On the Singapore Exchange, the front-month July contract gave up early gains and was down 0.5% at $128.80 a tonne by 0717 GMT. It touched $127.70 earlier in the session, the weakest since May 27.
Other steel inputs fell more sharply, with Dalian coking coal tumbling 6.2% and coke DCJcv1 slumping 5.5%.
Several factors have clouded steel demand prospects in China, such as the rainy season that usually disrupts construction activity, restrictions put in place to contain COVID-19 outbreaks, and weak profits at steel mills.
“Steel inventory is rising, and prices are falling. The spot price of rebar fell to the lowest level in 15 months,” analysts at Westpac said in a note.
Wednesday’s data showing signs of an economic recovery in China last month failed to ease concerns about demand, with the pessimism gripping the futures markets also weighing on spot prices of iron ore.
Benchmark 62%-iron ore’s spot price in China was assessed at a three-week low of $133 a tonne on Wednesday by SteelHome consultancy.
After ramping up crude steel production last month, Chinese mills’ average daily output over June 1-10 fell 1.3% from the same period in May, Mysteel consultancy said, citing data from the China Iron & Steel Association.
Construction steel rebar on the Shanghai Futures Exchange dropped 1.9%, while hot-rolled coil dipped 1.6%. Stainless steel edged up 0.2%.

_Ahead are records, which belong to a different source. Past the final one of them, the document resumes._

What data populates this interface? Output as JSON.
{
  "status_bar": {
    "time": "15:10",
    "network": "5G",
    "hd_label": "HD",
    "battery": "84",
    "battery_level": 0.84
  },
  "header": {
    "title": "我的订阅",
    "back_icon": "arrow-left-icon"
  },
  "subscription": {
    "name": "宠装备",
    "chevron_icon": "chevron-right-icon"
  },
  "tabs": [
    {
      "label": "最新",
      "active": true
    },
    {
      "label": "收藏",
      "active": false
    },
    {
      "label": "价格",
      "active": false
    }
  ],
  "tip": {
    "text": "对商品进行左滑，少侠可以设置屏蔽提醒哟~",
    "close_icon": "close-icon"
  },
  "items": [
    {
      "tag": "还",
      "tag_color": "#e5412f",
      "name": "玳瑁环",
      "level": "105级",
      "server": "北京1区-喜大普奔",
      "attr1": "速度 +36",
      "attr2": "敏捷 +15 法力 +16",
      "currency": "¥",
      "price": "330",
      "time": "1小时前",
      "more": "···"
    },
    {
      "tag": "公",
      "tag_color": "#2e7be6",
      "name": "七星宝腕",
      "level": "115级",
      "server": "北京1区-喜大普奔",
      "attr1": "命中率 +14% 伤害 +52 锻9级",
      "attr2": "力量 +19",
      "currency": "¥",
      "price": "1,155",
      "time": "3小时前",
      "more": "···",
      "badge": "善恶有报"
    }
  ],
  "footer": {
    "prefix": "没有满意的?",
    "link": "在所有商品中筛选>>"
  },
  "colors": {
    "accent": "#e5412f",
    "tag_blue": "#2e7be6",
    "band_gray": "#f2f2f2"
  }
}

Source: Reuters (Reporting by Enrico Dela Cruz in Manila; Editing by Subhranshu Sahu)